      there used to be painted self portraits, photo booths, digital cameras, photo booth on your MacBooks, cellphones, yes.

      But then there was the iPhone + Reverse camera function+ Social Media (Instagram). A perfect storm. Everyone can take pictures of themselves, thousands of pictures of themselves, anytime, anywhere, and publish them immediately.

  • Laura911
    • Sara

      never. apologize. for. selfies!

    • BK

      I can never take this guy seriously

  • Laura911
    • Leandra Medine


    • The ultimate selfie

  • BK

    YES Amelia – when you conceal narcissism, or maybe mix it in with something else, it does become easier for others to swallow. On the rare occasion that I manage to both take and post a selfie (shut up, I struggle a lot with the reversed camera situation), I feel I just *have* to water it down with something else, usually humour. Eg I posted a selfie involving my face with its exceedingly great skin (get a clarisonic, everyone) last month and captioned it “not pictured: I haven’t shaved my legs in three weeks”. I don’t really know why I’m compelled to do that. I have friends who happily post a million selfies a day with no other context except just them looking pretty and the earth hasn’t yet opened up and swallowed them whole.

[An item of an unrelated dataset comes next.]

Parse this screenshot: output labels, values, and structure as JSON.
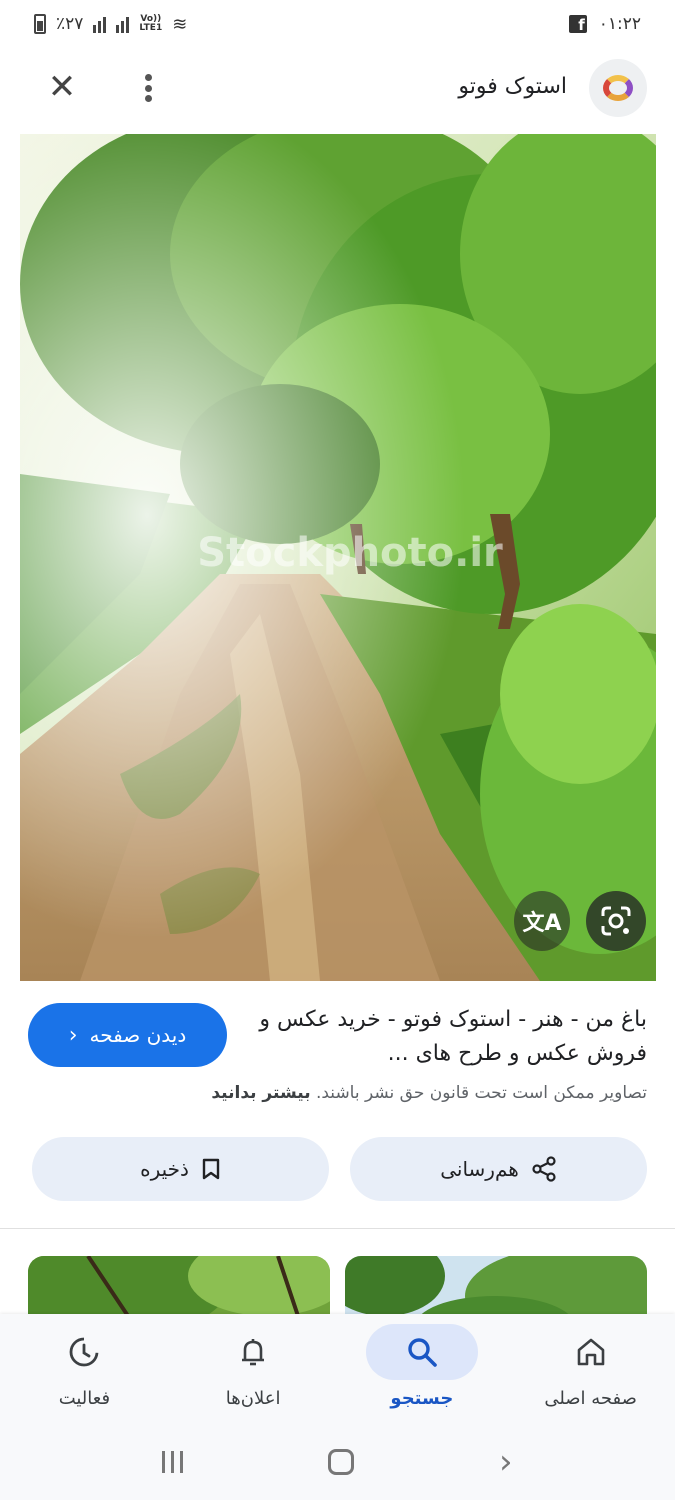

    Kim K pisses me off because, continuing the plane air mask/Help Yourself So You Can Help The Rest analogy, in the realm of the selfie, our beloved Kim Kardashian has already put her mask on/Helped Herself around 50 million times via selfie and is doing literally nothing else. She doesn’t complete the process of then putting someone else’s mask on. What does her relatively narcissistic book and broader lifestyle do that empowers her to help others? She doesn’t know and probably doesn’t even care. Doesn’t stop me wanting a selfie stick though, although I’ll probably need lessons to operate it.

  • Bella

    I don’t think that selfies are necessarily selfish nor even narcissistic. As someone, I forget who, posted on Instagram this week, a selfie (posted by a normal person, not a Kardashian) says “I’m feeling good about myself right now, and I want to share that with you.) That is a positive message, especially since we are now seeing the whole spectrum of humanity posted across social media and not only those whom the media or the reigning beauty aesthetic has deemed fit to be seen.
    Selfies are selfish when they say or mean: “Look at at stunning I am!!! I am the!!! You really should want to look like me, and therefore you should verrry quickly click my affiliate link and purchase everything with which I am adorned!!!” Or something like that.

  • I agree with Amelia.

    This: Kids are Selfies
    This: Do you think we’re motivated by vanity? Maybe we need the word exclusively in here. Humanity is motivated by vanity, yes, but not exclusively.

    I barely remember logic and I barely remember the rules of debating (I S-U-C-K-E-D) but I’m pretty sure there’s some sort of fallacy for merely stating that everything is a selfie…cuz like that Lauryn Hill song, then you ultimately say everything is everything and then everything just goes in a circle.

    I have to say though, this was generally a enjoyable read, some very good points were raised despite potential circular or deviating arguments.